Exercise objective: Reproduce the entries that follow precisely, setting aside any images.
● ● ● ● ● ● ●
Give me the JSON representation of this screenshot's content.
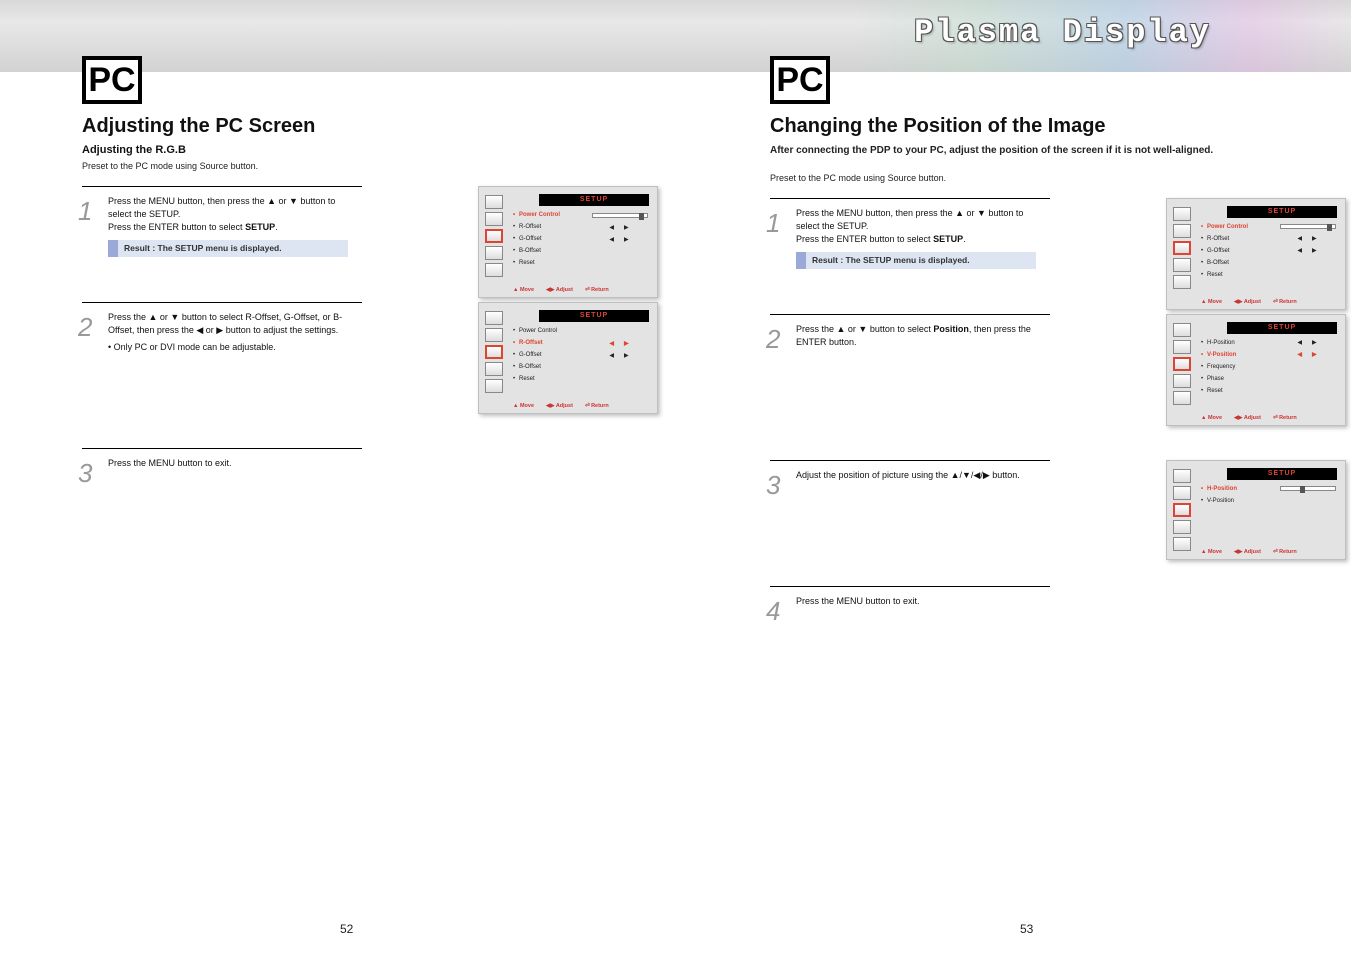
{
  "banner": {
    "title": "Plasma Display"
  },
  "pc_label": "PC",
  "left": {
    "title": "Adjusting the PC Screen",
    "subtitle": "Adjusting the R.G.B",
    "preface": "Preset to the PC mode using Source button.",
    "steps": [
      {
        "num": "1",
        "lines": [
          {
            "t": "Press the MENU button, then press the ▲ or ▼ button to select the SETUP."
          },
          {
            "t": "Press the ENTER button to select ",
            "b": "SETUP",
            "t2": "."
          }
        ],
        "result": "Result : The SETUP menu is displayed."
      },
      {
        "num": "2",
        "lines": [
          {
            "t": "Press the ▲ or ▼ button to select R-Offset, G-Offset, or B-Offset, then press the ◀ or ▶ button to adjust the settings."
          },
          {
            "t": "• Only PC or DVI mode can be adjustable."
          }
        ]
      },
      {
        "num": "3",
        "lines": [
          {
            "t": "Press the MENU button to exit."
          }
        ]
      }
    ],
    "osd": [
      {
        "header": "SETUP",
        "rows": [
          {
            "label": "Power Control",
            "slider": 85,
            "hl": true
          },
          {
            "label": "R-Offset",
            "arrows": true
          },
          {
            "label": "G-Offset",
            "arrows": true
          },
          {
            "label": "B-Offset"
          },
          {
            "label": "Reset"
          }
        ]
      },
      {
        "header": "SETUP",
        "rows": [
          {
            "label": "Power Control"
          },
          {
            "label": "R-Offset",
            "arrows": true,
            "hl": true
          },
          {
            "label": "G-Offset",
            "arrows": true
          },
          {
            "label": "B-Offset"
          },
          {
            "label": "Reset"
          }
        ]
      }
    ],
    "footer": [
      "▲ Move",
      "◀▶ Adjust",
      "⏎ Return"
    ]
  },
  "right": {
    "title": "Changing the Position of the Image",
    "subtitle": "After connecting the PDP to your PC, adjust the position of the screen if it is not well-aligned.",
    "preface": "Preset to the PC mode using Source button.",
    "steps": [
      {
        "num": "1",
        "lines": [
          {
            "t": "Press the MENU button, then press the ▲ or ▼ button to select the SETUP."
          },
          {
            "t": "Press the ENTER button to select ",
            "b": "SETUP",
            "t2": "."
          }
        ],
        "result": "Result : The SETUP menu is displayed."
      },
      {
        "num": "2",
        "lines": [
          {
            "t": "Press the ▲ or ▼ button to select ",
            "b": "Position",
            "t2": ", then press the ENTER button."
          }
        ]
      },
      {
        "num": "3",
        "lines": [
          {
            "t": "Adjust the position of picture using the ▲/▼/◀/▶ button."
          }
        ]
      },
      {
        "num": "4",
        "lines": [
          {
            "t": "Press the MENU button to exit."
          }
        ]
      }
    ],
    "osd": [
      {
        "header": "SETUP",
        "rows": [
          {
            "label": "Power Control",
            "slider": 85,
            "hl": true
          },
          {
            "label": "R-Offset",
            "arrows": true
          },
          {
            "label": "G-Offset",
            "arrows": true
          },
          {
            "label": "B-Offset"
          },
          {
            "label": "Reset"
          }
        ]
      },
      {
        "header": "SETUP",
        "rows": [
          {
            "label": "H-Position",
            "arrows": true
          },
          {
            "label": "V-Position",
            "arrows": true,
            "hl": true
          },
          {
            "label": "Frequency"
          },
          {
            "label": "Phase"
          },
          {
            "label": "Reset"
          }
        ]
      },
      {
        "header": "SETUP",
        "rows": [
          {
            "label": "H-Position",
            "slider": 35,
            "hl": true
          },
          {
            "label": "V-Position"
          }
        ]
      }
    ],
    "footer": [
      "▲ Move",
      "◀▶ Adjust",
      "⏎ Return"
    ]
  },
  "pages": {
    "left": "52",
    "right": "53"
  }
}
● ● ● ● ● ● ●
Result of this exercise:
Give me the JSON representation of this screenshot's content.
{
  "banner": {
    "title": "Plasma Display"
  },
  "pc_label": "PC",
  "left": {
    "title": "Adjusting the PC Screen",
    "subtitle": "Adjusting the R.G.B",
    "preface": "Preset to the PC mode using Source button.",
    "steps": [
      {
        "num": "1",
        "lines": [
          {
            "t": "Press the MENU button, then press the ▲ or ▼ button to select the SETUP."
          },
          {
            "t": "Press the ENTER button to select ",
            "b": "SETUP",
            "t2": "."
          }
        ],
        "result": "Result : The SETUP menu is displayed."
      },
      {
        "num": "2",
        "lines": [
          {
            "t": "Press the ▲ or ▼ button to select R-Offset, G-Offset, or B-Offset, then press the ◀ or ▶ button to adjust the settings."
          },
          {
            "t": "• Only PC or DVI mode can be adjustable."
          }
        ]
      },
      {
        "num": "3",
        "lines": [
          {
            "t": "Press the MENU button to exit."
          }
        ]
      }
    ],
    "osd": [
      {
        "header": "SETUP",
        "rows": [
          {
            "label": "Power Control",
            "slider": 85,
            "hl": true
          },
          {
            "label": "R-Offset",
            "arrows": true
          },
          {
            "label": "G-Offset",
            "arrows": true
          },
          {
            "label": "B-Offset"
          },
          {
            "label": "Reset"
          }
        ]
      },
      {
        "header": "SETUP",
        "rows": [
          {
            "label": "Power Control"
          },
          {
            "label": "R-Offset",
            "arrows": true,
            "hl": true
          },
          {
            "label": "G-Offset",
            "arrows": true
          },
          {
            "label": "B-Offset"
          },
          {
            "label": "Reset"
          }
        ]
      }
    ],
    "footer": [
      "▲ Move",
      "◀▶ Adjust",
      "⏎ Return"
    ]
  },
  "right": {
    "title": "Changing the Position of the Image",
    "subtitle": "After connecting the PDP to your PC, adjust the position of the screen if it is not well-aligned.",
    "preface": "Preset to the PC mode using Source button.",
    "steps": [
      {
        "num": "1",
        "lines": [
          {
            "t": "Press the MENU button, then press the ▲ or ▼ button to select the SETUP."
          },
          {
            "t": "Press the ENTER button to select ",
            "b": "SETUP",
            "t2": "."
          }
        ],
        "result": "Result : The SETUP menu is displayed."
      },
      {
        "num": "2",
        "lines": [
          {
            "t": "Press the ▲ or ▼ button to select ",
            "b": "Position",
            "t2": ", then press the ENTER button."
          }
        ]
      },
      {
        "num": "3",
        "lines": [
          {
            "t": "Adjust the position of picture using the ▲/▼/◀/▶ button."
          }
        ]
      },
      {
        "num": "4",
        "lines": [
          {
            "t": "Press the MENU button to exit."
          }
        ]
      }
    ],
    "osd": [
      {
        "header": "SETUP",
        "rows": [
          {
            "label": "Power Control",
            "slider": 85,
            "hl": true
          },
          {
            "label": "R-Offset",
            "arrows": true
          },
          {
            "label": "G-Offset",
            "arrows": true
          },
          {
            "label": "B-Offset"
          },
          {
            "label": "Reset"
          }
        ]
      },
      {
        "header": "SETUP",
        "rows": [
          {
            "label": "H-Position",
            "arrows": true
          },
          {
            "label": "V-Position",
            "arrows": true,
            "hl": true
          },
          {
            "label": "Frequency"
          },
          {
            "label": "Phase"
          },
          {
            "label": "Reset"
          }
        ]
      },
      {
        "header": "SETUP",
        "rows": [
          {
            "label": "H-Position",
            "slider": 35,
            "hl": true
          },
          {
            "label": "V-Position"
          }
        ]
      }
    ],
    "footer": [
      "▲ Move",
      "◀▶ Adjust",
      "⏎ Return"
    ]
  },
  "pages": {
    "left": "52",
    "right": "53"
  }
}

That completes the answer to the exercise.